Successive plans to curb the sediments, nutrients and pesticides flowing into the waters around the Great Barrier Reef have fallen short, leaving the corals that call the reef home highly vulnerable.
Current research metrics only reward publishing in academic journals and effectively punish publishing in the popular press. Tobias von der Haar/Flickr

We need to stop punishing scientists for talking to the public

If we want scientists to spent time sharing their discoveries with the general public, then we need to change research metrics to reward them for their efforts.
Despite what the industry thinks, you shouldn’t judge a book by the size of its print run. Amelia Schmidt Follow

Small is beautiful: in praise of organic book publishing

Publishing is frequently a small-scale venture, comprising one or a handful of people with a vision for particular books they want to see published. Is it time to embrace 'organic' publishing?
Man in the middle: former Labor MP turned independent Billy Gordon (centre) is now one of three crucial cross-bench MPs in the Queensland parliament. Dan Peled/AAP

North Queensland’s powerful trio will shake up the state

Three north Queensland MPs representing just 3% of the state's population will wield huge power in Queensland's parliament when it resumes on Tuesday.
Eastern Australia’s forests could be a hotspot for deforestation in the future - just like these forests in south east Asia. William Laurance
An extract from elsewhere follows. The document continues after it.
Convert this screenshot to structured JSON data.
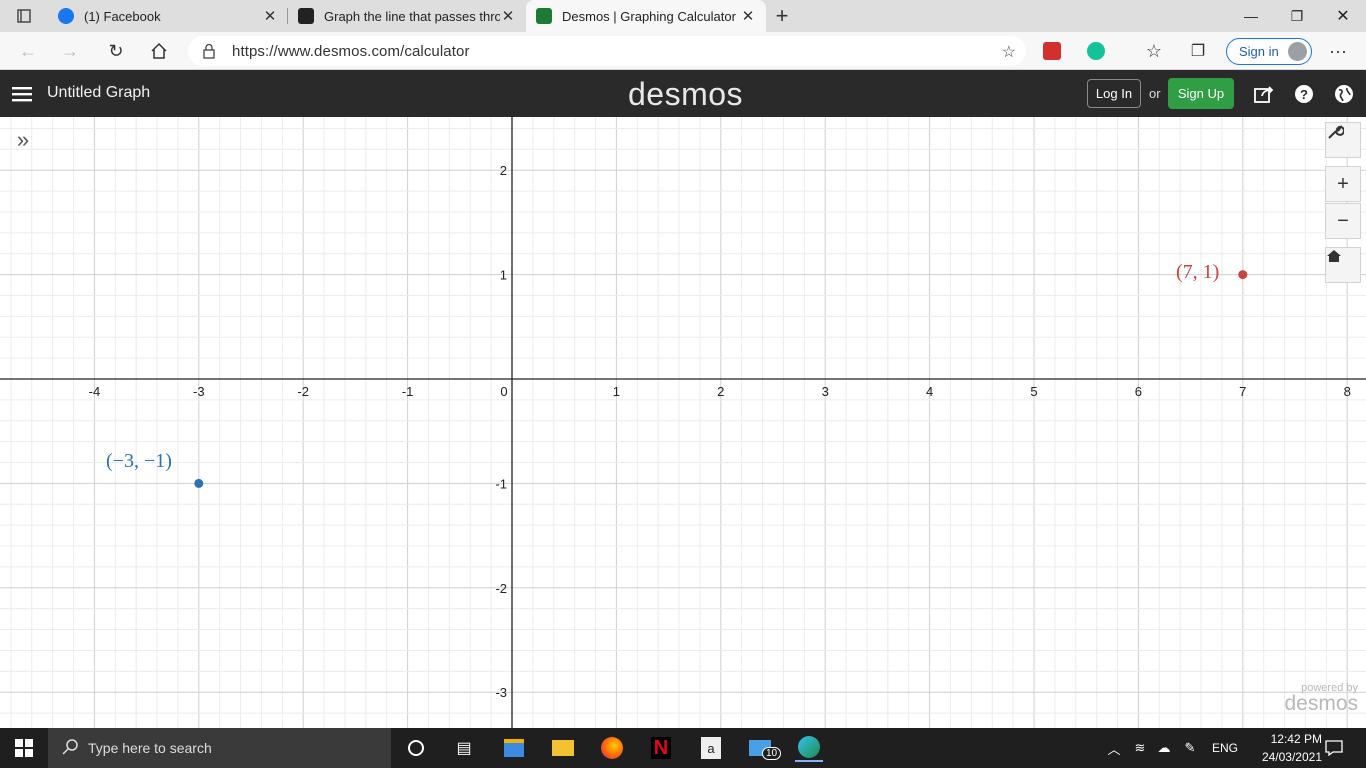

WWF fires a warning shot over Australia’s land-clearing record

A new WWF report highlights Australia as a hotspot for future deforestation. Australia talks the talk on deforestation, but will it walk the walk?
The World Heritage Committee has called for a comprehensive assessment not just of the threats to the Great Barrier Reef, but of their cumulative effect. AAP Image/Australian Institute for Marine Science, Ray Berkelmans

Is Australia meeting the UN recommendations for the Great Barrier Reef?

The government says it has met all of the recommendations for safeguarding the Great Barrier Reef. But a close reading of the dozens of UN recommendations shows that many have been only partly fulfilled.
The new Reef 2050 plan is taking the long view on protecting the Great Barrier Reef - but does it have the right vision? Nickj/Wikimedia Commons

Government unveils 2050 Great Barrier Reef plan: experts react

The federal and Queensland governments have unveiled their blueprint for protecting the Great Barrier Reef for future generations. Will the $2 billion plan succeed? Our experts give their verdicts.

Research and Expert Database

Authors

More Authors